◆ Assigned task
Output the number of lines in the material below containing "icon" and nothing more.

◆ Provided entries
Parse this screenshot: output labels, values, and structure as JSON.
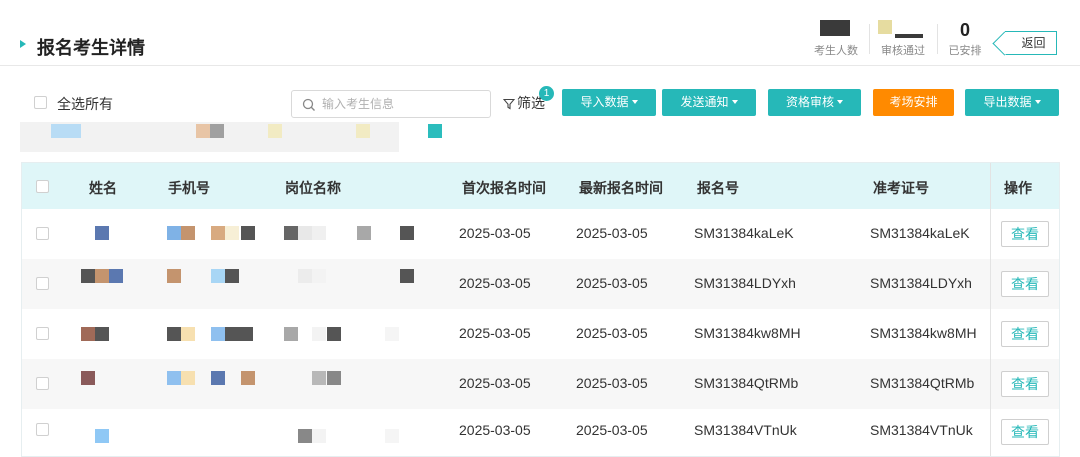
{
  "header": {
    "title": "报名考生详情",
    "back_label": "返回",
    "stats": [
      {
        "value": "",
        "label": "考生人数"
      },
      {
        "value": "",
        "label": "审核通过"
      },
      {
        "value": "0",
        "label": "已安排"
      }
    ]
  },
  "toolbar": {
    "select_all_label": "全选所有",
    "search_placeholder": "输入考生信息",
    "filter_label": "筛选",
    "filter_badge": "1",
    "buttons": [
      {
        "label": "导入数据",
        "dropdown": true,
        "color": "#26b8b8"
      },
      {
        "label": "发送通知",
        "dropdown": true,
        "color": "#26b8b8"
      },
      {
        "label": "资格审核",
        "dropdown": true,
        "color": "#26b8b8"
      },
      {
        "label": "考场安排",
        "dropdown": false,
        "color": "#ff8a00"
      },
      {
        "label": "导出数据",
        "dropdown": true,
        "color": "#26b8b8"
      }
    ]
  },
  "table": {
    "columns": [
      "姓名",
      "手机号",
      "岗位名称",
      "首次报名时间",
      "最新报名时间",
      "报名号",
      "准考证号",
      "操作"
    ],
    "rows": [
      {
        "first_time": "2025-03-05",
        "latest_time": "2025-03-05",
        "reg_no": "SM31384kaLeK",
        "ticket_no": "SM31384kaLeK",
        "action": "查看"
      },
      {
        "first_time": "2025-03-05",
        "latest_time": "2025-03-05",
        "reg_no": "SM31384LDYxh",
        "ticket_no": "SM31384LDYxh",
        "action": "查看"
      },
      {
        "first_time": "2025-03-05",
        "latest_time": "2025-03-05",
        "reg_no": "SM31384kw8MH",
        "ticket_no": "SM31384kw8MH",
        "action": "查看"
      },
      {
        "first_time": "2025-03-05",
        "latest_time": "2025-03-05",
        "reg_no": "SM31384QtRMb",
        "ticket_no": "SM31384QtRMb",
        "action": "查看"
      },
      {
        "first_time": "2025-03-05",
        "latest_time": "2025-03-05",
        "reg_no": "SM31384VTnUk",
        "ticket_no": "SM31384VTnUk",
        "action": "查看"
      }
    ]
  },
  "colors": {
    "accent": "#26b8b8",
    "warning": "#ff8a00",
    "header_bg": "#dff6f8"
  }
}
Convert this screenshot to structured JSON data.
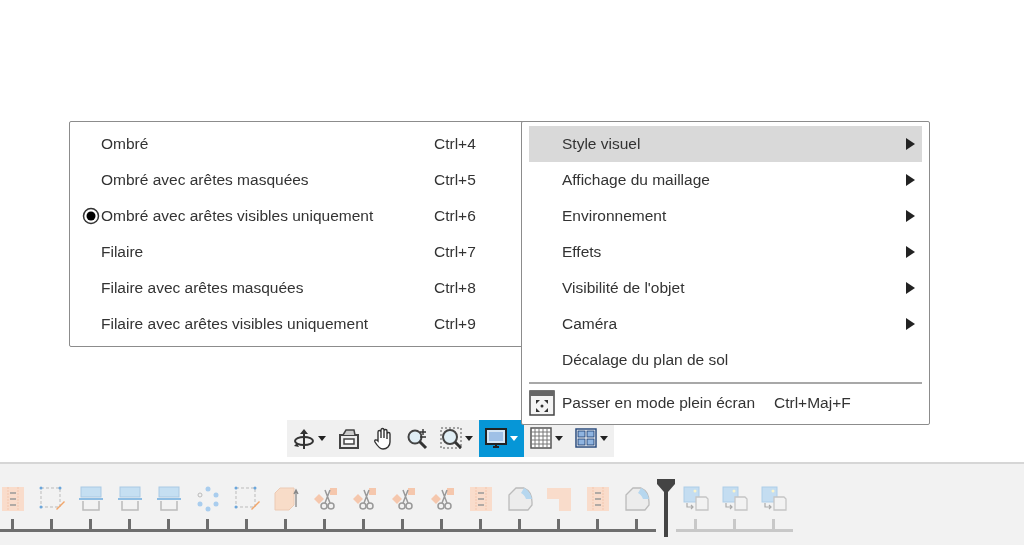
{
  "display_menu": {
    "items": [
      {
        "kind": "submenu",
        "label": "Style visuel",
        "selected": true
      },
      {
        "kind": "submenu",
        "label": "Affichage du maillage",
        "selected": false
      },
      {
        "kind": "submenu",
        "label": "Environnement",
        "selected": false
      },
      {
        "kind": "submenu",
        "label": "Effets",
        "selected": false
      },
      {
        "kind": "submenu",
        "label": "Visibilité de l'objet",
        "selected": false
      },
      {
        "kind": "submenu",
        "label": "Caméra",
        "selected": false
      },
      {
        "kind": "plain",
        "label": "Décalage du plan de sol",
        "selected": false
      },
      {
        "kind": "separator"
      },
      {
        "kind": "command",
        "label": "Passer en mode plein écran",
        "shortcut": "Ctrl+Maj+F",
        "selected": false
      }
    ]
  },
  "visual_style_menu": {
    "items": [
      {
        "label": "Ombré",
        "shortcut": "Ctrl+4",
        "selected": false
      },
      {
        "label": "Ombré avec arêtes masquées",
        "shortcut": "Ctrl+5",
        "selected": false
      },
      {
        "label": "Ombré avec arêtes visibles uniquement",
        "shortcut": "Ctrl+6",
        "selected": true
      },
      {
        "label": "Filaire",
        "shortcut": "Ctrl+7",
        "selected": false
      },
      {
        "label": "Filaire avec arêtes masquées",
        "shortcut": "Ctrl+8",
        "selected": false
      },
      {
        "label": "Filaire avec arêtes visibles uniquement",
        "shortcut": "Ctrl+9",
        "selected": false
      }
    ]
  },
  "navigation_toolbar": [
    {
      "kind": "orbit",
      "dropdown": true,
      "selected": false
    },
    {
      "kind": "look",
      "dropdown": false,
      "selected": false
    },
    {
      "kind": "pan",
      "dropdown": false,
      "selected": false
    },
    {
      "kind": "zoom",
      "dropdown": false,
      "selected": false
    },
    {
      "kind": "fit",
      "dropdown": true,
      "selected": false
    },
    {
      "kind": "display",
      "dropdown": true,
      "selected": true
    },
    {
      "kind": "grid",
      "dropdown": true,
      "selected": false
    },
    {
      "kind": "viewports",
      "dropdown": true,
      "selected": false
    }
  ],
  "timeline": {
    "features": [
      {
        "kind": "panel",
        "rolled_back": false
      },
      {
        "kind": "sketch",
        "rolled_back": false
      },
      {
        "kind": "plane",
        "rolled_back": false
      },
      {
        "kind": "plane",
        "rolled_back": false
      },
      {
        "kind": "plane",
        "rolled_back": false
      },
      {
        "kind": "pattern",
        "rolled_back": false
      },
      {
        "kind": "sketch",
        "rolled_back": false
      },
      {
        "kind": "extrude",
        "rolled_back": false
      },
      {
        "kind": "split",
        "rolled_back": false
      },
      {
        "kind": "split",
        "rolled_back": false
      },
      {
        "kind": "split",
        "rolled_back": false
      },
      {
        "kind": "split",
        "rolled_back": false
      },
      {
        "kind": "panel",
        "rolled_back": false
      },
      {
        "kind": "fillet",
        "rolled_back": false
      },
      {
        "kind": "flange",
        "rolled_back": false
      },
      {
        "kind": "panel",
        "rolled_back": false
      },
      {
        "kind": "fillet",
        "rolled_back": false
      },
      {
        "kind": "image",
        "rolled_back": true
      },
      {
        "kind": "image",
        "rolled_back": true
      },
      {
        "kind": "image",
        "rolled_back": true
      }
    ]
  }
}
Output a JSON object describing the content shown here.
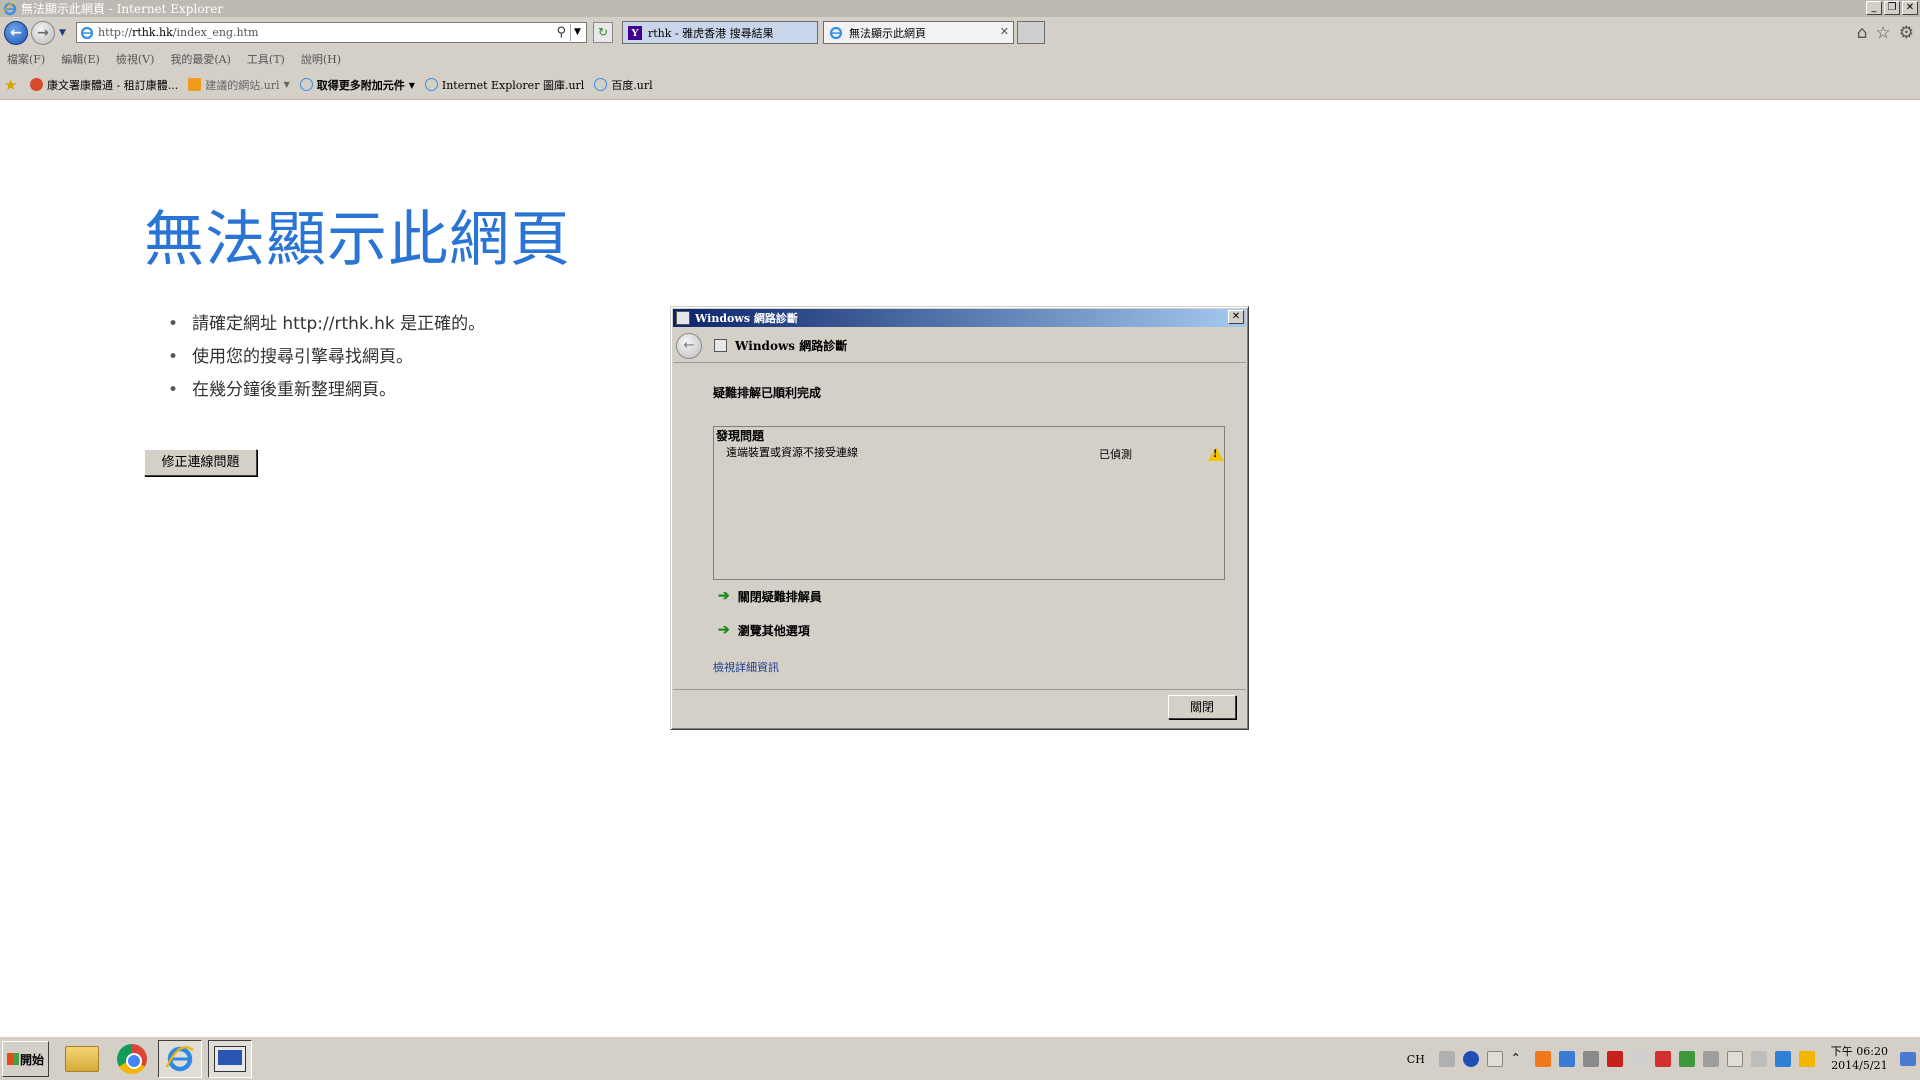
{
  "window": {
    "title": "無法顯示此網頁 - Internet Explorer"
  },
  "address_bar": {
    "url_prefix": "http://",
    "url_host": "rthk.hk",
    "url_path": "/index_eng.htm"
  },
  "tabs": [
    {
      "label": "rthk - 雅虎香港 搜尋結果",
      "icon": "yahoo-icon",
      "active": false
    },
    {
      "label": "無法顯示此網頁",
      "icon": "ie-page-icon",
      "active": true
    }
  ],
  "menu": [
    "檔案(F)",
    "編輯(E)",
    "檢視(V)",
    "我的最愛(A)",
    "工具(T)",
    "說明(H)"
  ],
  "favorites": [
    {
      "label": "康文署康體通 - 租訂康體...",
      "icon": "lcsd-icon",
      "style": "normal",
      "dropdown": false
    },
    {
      "label": "建議的網站.url",
      "icon": "suggested-sites-icon",
      "style": "muted",
      "dropdown": true
    },
    {
      "label": "取得更多附加元件",
      "icon": "addons-icon",
      "style": "bold",
      "dropdown": true
    },
    {
      "label": "Internet Explorer 圖庫.url",
      "icon": "ie-gallery-icon",
      "style": "normal",
      "dropdown": false
    },
    {
      "label": "百度.url",
      "icon": "baidu-icon",
      "style": "normal",
      "dropdown": false
    }
  ],
  "page": {
    "heading": "無法顯示此網頁",
    "bullets": [
      "請確定網址 http://rthk.hk 是正確的。",
      "使用您的搜尋引擎尋找網頁。",
      "在幾分鐘後重新整理網頁。"
    ],
    "fix_button": "修正連線問題"
  },
  "dialog": {
    "window_title": "Windows 網路診斷",
    "header_title": "Windows 網路診斷",
    "status": "疑難排解已順利完成",
    "issues_heading": "發現問題",
    "issue_name": "遠端裝置或資源不接受連線",
    "issue_status": "已偵測",
    "action_close": "關閉疑難排解員",
    "action_explore": "瀏覽其他選項",
    "detail_link": "檢視詳細資訊",
    "close_button": "關閉"
  },
  "taskbar": {
    "start_label": "開始",
    "apps": [
      "windows-explorer-icon",
      "chrome-icon",
      "internet-explorer-icon",
      "network-diagnostics-icon"
    ],
    "lang": "CH",
    "clock_time": "下午 06:20",
    "clock_date": "2014/5/21"
  },
  "colors": {
    "heading_blue": "#2a74d6",
    "dialog_title_start": "#0a246a",
    "dialog_title_end": "#a6caf0",
    "classic_gray": "#d4d0c8"
  }
}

◆ Response to this exercise
11